▶ _Exercise materials_
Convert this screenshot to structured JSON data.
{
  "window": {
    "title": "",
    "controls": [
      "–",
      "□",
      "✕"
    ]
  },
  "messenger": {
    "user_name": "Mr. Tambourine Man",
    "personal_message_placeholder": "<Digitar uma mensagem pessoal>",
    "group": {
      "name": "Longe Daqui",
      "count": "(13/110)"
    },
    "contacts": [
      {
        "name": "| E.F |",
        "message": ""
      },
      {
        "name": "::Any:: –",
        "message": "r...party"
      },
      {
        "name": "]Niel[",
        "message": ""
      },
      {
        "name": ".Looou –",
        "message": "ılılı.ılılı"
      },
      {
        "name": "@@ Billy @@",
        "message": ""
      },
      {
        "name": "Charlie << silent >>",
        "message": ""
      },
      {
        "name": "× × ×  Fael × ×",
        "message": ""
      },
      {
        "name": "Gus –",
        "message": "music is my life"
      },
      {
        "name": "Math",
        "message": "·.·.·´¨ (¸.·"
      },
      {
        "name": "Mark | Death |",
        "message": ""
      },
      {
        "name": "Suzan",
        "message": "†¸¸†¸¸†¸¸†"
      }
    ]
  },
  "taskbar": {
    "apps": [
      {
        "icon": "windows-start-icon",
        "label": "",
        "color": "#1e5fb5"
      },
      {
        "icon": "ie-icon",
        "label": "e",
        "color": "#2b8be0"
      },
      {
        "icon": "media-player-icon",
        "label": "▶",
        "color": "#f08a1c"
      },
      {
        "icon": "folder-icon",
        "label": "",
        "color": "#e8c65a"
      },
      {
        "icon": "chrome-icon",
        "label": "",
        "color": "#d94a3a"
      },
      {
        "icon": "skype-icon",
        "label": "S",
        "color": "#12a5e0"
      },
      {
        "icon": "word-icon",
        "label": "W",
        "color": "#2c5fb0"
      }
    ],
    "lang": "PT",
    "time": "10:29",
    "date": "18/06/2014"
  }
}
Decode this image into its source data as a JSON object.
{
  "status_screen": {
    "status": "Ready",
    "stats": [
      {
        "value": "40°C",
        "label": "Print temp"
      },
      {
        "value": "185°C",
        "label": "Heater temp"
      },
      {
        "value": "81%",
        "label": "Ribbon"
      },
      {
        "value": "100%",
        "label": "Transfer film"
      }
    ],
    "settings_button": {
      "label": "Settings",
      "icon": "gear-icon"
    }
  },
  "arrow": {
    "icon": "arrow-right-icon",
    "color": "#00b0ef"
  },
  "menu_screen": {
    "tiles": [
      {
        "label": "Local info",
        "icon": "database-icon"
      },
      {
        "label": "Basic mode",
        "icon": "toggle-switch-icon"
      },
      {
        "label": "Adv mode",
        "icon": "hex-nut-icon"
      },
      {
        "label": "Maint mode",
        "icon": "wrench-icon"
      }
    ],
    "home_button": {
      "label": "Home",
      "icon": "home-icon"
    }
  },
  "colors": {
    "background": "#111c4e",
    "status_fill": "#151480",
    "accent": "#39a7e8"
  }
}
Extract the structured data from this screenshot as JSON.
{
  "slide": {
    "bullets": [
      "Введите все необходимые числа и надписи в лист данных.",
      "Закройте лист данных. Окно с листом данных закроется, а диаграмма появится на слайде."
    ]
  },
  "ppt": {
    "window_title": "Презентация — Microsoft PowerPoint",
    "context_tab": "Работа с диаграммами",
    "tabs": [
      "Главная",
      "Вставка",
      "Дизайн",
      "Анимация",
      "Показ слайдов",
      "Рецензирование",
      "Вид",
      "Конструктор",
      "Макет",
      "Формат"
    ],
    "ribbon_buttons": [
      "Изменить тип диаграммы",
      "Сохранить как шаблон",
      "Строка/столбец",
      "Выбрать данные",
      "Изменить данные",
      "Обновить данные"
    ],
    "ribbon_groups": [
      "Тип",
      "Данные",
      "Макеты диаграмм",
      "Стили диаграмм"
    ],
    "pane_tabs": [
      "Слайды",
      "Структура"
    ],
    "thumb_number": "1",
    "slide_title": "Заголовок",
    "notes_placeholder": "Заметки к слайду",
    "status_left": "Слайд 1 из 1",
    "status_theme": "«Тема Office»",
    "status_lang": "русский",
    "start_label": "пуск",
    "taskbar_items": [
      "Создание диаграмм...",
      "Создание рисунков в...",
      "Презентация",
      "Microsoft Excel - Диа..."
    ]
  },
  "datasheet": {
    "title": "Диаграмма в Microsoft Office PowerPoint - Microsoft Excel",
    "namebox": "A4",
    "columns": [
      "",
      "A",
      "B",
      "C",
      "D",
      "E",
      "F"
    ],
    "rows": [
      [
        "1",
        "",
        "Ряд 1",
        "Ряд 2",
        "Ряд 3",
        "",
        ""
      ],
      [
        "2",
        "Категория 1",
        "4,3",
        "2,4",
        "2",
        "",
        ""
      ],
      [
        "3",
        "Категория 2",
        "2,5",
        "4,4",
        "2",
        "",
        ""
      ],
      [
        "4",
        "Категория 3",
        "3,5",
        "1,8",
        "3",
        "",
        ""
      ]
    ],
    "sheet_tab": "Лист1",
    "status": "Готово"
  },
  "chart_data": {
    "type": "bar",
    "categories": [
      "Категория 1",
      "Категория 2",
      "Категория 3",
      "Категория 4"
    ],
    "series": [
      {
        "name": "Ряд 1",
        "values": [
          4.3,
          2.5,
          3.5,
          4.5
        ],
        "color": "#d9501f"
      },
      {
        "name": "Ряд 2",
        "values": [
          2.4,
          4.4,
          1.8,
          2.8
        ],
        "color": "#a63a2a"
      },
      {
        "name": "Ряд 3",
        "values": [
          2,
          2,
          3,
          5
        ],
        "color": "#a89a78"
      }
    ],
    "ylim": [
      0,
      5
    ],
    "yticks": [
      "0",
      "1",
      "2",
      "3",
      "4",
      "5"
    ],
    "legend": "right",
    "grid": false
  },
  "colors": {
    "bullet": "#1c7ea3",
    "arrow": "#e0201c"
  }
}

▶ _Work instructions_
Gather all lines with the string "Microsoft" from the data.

▶ _Output of the task_
    "window_title": "Презентация — Microsoft PowerPoint",
      "Microsoft Excel - Диа..."
    "title": "Диаграмма в Microsoft Office PowerPoint - Microsoft Excel",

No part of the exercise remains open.